Thursday 18th July spelt the death knell for 549 mature and beautiful trees. These lie near or in Balzan and Attard and many are protected by law. A further 237 trees will be transplanted which means that a substantial amount will die due to the low success rate of transplanting across the species proposed. Amongst the trees that will be lost are the trees along the Balzan bypass central strip, the old palm trees on the road taking you near San Anton Palace Gardens and these beautiful trees near the pit stop fuel station at the edge of Attard.

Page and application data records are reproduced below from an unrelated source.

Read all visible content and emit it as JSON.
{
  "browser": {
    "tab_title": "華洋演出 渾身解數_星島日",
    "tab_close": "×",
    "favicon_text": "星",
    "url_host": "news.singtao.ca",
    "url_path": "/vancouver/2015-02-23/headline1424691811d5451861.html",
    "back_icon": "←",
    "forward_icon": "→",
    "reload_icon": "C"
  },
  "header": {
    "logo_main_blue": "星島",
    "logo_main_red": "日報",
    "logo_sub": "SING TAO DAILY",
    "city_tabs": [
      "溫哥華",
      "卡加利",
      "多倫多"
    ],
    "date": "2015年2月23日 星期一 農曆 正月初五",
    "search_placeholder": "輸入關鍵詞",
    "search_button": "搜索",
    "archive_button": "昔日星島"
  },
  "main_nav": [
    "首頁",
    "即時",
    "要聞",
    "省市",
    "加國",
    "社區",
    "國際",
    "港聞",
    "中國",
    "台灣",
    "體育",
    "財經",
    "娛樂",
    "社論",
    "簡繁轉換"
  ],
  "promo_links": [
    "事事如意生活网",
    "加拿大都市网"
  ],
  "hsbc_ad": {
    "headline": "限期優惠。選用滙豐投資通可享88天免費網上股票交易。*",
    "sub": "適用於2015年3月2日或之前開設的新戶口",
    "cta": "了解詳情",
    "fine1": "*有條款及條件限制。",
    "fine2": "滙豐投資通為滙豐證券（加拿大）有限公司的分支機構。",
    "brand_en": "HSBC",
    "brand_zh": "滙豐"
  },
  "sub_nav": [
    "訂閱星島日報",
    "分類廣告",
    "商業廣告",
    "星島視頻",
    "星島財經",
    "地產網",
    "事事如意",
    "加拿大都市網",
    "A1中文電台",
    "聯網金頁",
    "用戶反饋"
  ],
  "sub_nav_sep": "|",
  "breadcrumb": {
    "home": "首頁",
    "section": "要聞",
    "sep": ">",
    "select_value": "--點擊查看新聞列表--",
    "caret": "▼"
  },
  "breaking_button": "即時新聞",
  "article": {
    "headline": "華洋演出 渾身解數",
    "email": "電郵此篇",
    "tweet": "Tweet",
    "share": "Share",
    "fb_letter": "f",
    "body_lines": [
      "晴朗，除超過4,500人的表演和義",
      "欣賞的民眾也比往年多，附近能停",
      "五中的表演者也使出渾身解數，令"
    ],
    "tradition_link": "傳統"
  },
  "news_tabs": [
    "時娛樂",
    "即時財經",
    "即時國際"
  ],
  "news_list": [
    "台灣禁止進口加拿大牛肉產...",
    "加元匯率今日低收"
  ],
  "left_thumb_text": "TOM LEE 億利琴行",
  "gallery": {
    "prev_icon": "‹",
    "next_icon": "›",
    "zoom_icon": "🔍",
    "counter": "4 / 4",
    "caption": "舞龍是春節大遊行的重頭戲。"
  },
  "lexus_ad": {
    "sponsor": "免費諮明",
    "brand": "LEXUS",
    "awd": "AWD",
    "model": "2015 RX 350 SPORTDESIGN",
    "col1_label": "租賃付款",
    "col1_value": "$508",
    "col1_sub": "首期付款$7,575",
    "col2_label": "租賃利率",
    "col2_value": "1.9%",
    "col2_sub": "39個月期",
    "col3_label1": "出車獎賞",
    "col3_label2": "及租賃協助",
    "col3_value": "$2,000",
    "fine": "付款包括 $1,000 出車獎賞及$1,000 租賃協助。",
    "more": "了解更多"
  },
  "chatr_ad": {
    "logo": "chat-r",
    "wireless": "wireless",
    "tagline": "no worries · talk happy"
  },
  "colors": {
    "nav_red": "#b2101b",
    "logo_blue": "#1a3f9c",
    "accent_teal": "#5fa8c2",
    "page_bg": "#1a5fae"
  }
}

Although the government will plant a number of new saplings, it will only plant 786 new trees. This is not even half what the ERA recommends (recommendation of 1649 trees to be planted) opting instead to pay the ERA €500 for every tree not planted instead. This is above the fact that the survival rate for new saplings is very low and the amount of CO2 and pollution that they absorb is minimal compared to what one mature tree will absorb.This road will not have a long term effect on the reduction of traffic gridlock in these areas as can be evidenced by the papers produced by the authorities themselves. The Economic Impact Assessment (EIA) produced for the new road shows that the amount of traffic will reach the present level after only 10 years. Therefore, the authorities have branded this as a short term alleviation of traffic. This means that despite the removal of hundreds of mature shade giving trees and a cost of more than €55 million, the mentioned benefits will only be very short term due to the concept of induced demand. This concept states that when one expands the capacity of the road network, the number of cars on the road will increase to fill that space. This will thus, nullify any expansions in the road system.
It is therefore, an insane proposition to wreak so much destruction and spend so much money on a project which will not improve people’s lives in the long term. The spending of €55 million on improving public transport and promoting sustainable transport would leave a much bigg